A horizontal VHF dipole above a (presumably metallic) car roof is not a good idea. Because the car roof is relatively large relative to wavelength, and is a good conductor, you will get a lot of RF current in it through capacitive and inductive coupling. This isn't a bad thing in itself, but because the geometry of your car isn't designed as an antenna, the result will be difficult to predict and probably not very good.
Here's one problem: if we think of the car roof as an infinite conductive plane (just a rough approximation of reality), it will make an image antenna. If your dipole is very close to the roof, then this image antenna will cancel most of your antenna's radiation. As you get it higher you will get less cancellation, but most of the radiation will be up, towards the sky. When you get it to half a wavelength high, then this is no longer a problem, but then why not just use a mag-mount vertical, which is just as tall? For a vertical, the ground plane and resulting image antenna is a good thing.
Of course your car isn't an infinite plane. RF currents will flow all over the car body, and probably you will get a lot of radiation from slot antennas formed by seams in the car body. The trouble is we don't know what they will be. They probably won't offer a good match to your 50Ω coax.
Also, the polarization could be anything. By convention, FM on VHF uses vertical polarization. If you happen to radiate with horizontal radiation, you will only be heard by most people through paths that rotate your polarization. In practice, this means a loss on the order of 30dB. Radiation from your car body probably won't be entirely horizontal, so it may not be so bad, but most likely, it won't be so good.
Another issue may be the electronics in your car. With the dipole laying against the car body (anywhere), the coupling between the dipole and the car body is so good you might as well have soldered the feedline directly to the car body and skipped the dipole.

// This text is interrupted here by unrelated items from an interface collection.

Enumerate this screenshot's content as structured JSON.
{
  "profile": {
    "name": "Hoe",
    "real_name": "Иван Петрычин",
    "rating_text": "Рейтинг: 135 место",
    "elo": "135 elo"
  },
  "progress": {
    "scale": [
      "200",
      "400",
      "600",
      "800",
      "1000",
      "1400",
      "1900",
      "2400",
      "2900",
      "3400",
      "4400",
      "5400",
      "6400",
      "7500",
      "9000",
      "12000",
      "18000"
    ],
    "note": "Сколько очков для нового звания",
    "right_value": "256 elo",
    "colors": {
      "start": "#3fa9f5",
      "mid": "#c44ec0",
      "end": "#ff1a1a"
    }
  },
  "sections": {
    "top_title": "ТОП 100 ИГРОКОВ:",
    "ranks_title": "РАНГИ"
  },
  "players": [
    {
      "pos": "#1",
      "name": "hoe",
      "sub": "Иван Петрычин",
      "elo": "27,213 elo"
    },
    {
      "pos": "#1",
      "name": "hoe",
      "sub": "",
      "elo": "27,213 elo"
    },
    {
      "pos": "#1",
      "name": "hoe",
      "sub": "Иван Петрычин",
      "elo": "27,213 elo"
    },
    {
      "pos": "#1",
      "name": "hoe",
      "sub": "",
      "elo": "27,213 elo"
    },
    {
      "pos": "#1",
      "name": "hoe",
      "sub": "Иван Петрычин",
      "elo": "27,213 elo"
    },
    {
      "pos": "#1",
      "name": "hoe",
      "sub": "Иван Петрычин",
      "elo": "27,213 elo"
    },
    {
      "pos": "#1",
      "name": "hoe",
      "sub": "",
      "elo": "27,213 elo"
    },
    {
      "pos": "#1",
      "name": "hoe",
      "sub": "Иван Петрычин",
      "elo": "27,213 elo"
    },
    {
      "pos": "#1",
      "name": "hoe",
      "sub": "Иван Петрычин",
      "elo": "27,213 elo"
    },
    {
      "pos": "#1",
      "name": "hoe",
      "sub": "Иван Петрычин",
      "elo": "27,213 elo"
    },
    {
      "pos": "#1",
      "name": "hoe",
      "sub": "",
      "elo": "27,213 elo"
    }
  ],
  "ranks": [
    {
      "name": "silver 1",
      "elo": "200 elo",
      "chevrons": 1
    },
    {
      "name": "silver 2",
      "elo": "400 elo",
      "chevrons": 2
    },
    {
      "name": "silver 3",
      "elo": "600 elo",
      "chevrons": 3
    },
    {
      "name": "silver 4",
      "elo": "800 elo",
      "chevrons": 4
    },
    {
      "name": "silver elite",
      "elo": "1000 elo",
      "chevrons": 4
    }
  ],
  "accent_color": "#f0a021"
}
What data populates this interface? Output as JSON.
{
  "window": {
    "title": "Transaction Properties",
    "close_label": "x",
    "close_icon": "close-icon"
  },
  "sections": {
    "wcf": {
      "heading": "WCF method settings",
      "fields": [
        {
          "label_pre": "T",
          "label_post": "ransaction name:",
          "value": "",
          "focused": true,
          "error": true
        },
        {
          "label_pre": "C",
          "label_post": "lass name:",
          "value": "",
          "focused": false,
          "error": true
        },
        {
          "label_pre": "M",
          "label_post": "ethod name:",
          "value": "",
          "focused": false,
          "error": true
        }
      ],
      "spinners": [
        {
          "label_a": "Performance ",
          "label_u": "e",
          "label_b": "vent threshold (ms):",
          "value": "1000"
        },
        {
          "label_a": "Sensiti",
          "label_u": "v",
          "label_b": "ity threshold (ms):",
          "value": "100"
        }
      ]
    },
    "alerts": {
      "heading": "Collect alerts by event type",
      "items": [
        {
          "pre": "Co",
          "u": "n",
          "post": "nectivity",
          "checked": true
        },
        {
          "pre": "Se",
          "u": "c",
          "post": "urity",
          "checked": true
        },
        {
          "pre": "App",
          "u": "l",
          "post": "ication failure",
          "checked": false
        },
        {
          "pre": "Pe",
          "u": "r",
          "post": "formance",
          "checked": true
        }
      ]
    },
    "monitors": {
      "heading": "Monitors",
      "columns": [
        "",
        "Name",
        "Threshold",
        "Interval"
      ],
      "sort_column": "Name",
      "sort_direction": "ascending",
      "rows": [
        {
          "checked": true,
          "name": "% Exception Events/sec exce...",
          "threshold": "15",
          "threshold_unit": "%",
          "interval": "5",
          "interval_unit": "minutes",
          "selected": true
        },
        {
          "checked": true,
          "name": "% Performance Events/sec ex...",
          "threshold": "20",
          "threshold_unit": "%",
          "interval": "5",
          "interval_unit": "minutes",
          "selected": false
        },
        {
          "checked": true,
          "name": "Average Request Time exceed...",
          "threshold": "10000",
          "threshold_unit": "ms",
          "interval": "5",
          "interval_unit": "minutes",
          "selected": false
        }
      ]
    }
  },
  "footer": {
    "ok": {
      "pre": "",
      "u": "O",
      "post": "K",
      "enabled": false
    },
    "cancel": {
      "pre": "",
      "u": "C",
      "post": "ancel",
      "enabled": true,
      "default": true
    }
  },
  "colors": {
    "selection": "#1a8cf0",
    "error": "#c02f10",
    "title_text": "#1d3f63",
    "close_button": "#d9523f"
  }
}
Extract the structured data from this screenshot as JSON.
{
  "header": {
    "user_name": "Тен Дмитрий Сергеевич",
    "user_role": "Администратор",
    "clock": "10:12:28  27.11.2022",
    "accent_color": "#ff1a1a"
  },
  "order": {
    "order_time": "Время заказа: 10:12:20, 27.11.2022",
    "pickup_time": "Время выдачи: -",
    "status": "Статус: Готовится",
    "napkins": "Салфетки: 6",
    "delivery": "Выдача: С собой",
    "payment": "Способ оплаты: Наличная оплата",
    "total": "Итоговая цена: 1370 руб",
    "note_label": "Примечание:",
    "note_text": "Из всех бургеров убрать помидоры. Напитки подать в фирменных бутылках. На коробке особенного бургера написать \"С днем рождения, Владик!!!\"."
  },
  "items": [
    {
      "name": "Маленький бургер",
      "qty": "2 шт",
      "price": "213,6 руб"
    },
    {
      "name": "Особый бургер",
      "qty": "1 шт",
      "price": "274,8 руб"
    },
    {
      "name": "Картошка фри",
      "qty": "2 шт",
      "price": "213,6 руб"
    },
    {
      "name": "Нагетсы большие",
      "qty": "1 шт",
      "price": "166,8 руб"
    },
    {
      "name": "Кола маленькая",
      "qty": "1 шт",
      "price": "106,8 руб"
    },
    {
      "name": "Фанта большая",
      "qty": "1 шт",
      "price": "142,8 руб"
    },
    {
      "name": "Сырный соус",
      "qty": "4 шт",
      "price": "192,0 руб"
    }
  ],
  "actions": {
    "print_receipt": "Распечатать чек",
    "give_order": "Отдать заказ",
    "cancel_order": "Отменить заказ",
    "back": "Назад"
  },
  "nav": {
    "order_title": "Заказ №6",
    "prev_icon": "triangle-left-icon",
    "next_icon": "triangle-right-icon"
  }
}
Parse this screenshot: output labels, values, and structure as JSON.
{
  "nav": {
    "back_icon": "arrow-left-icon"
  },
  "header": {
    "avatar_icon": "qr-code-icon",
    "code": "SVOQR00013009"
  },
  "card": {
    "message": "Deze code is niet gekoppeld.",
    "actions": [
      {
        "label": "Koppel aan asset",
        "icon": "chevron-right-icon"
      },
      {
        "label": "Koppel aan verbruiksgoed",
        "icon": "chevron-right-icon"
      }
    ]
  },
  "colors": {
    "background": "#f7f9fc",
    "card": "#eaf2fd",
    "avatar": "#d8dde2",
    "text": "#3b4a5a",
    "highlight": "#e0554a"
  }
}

It's obvious then how much RF current is in the car body, and all the wiring attached to it. Automotive electronics are usually pretty robustly engineered, but I'm not sure I'd trust them to work with an RF transmitter hooked up to them.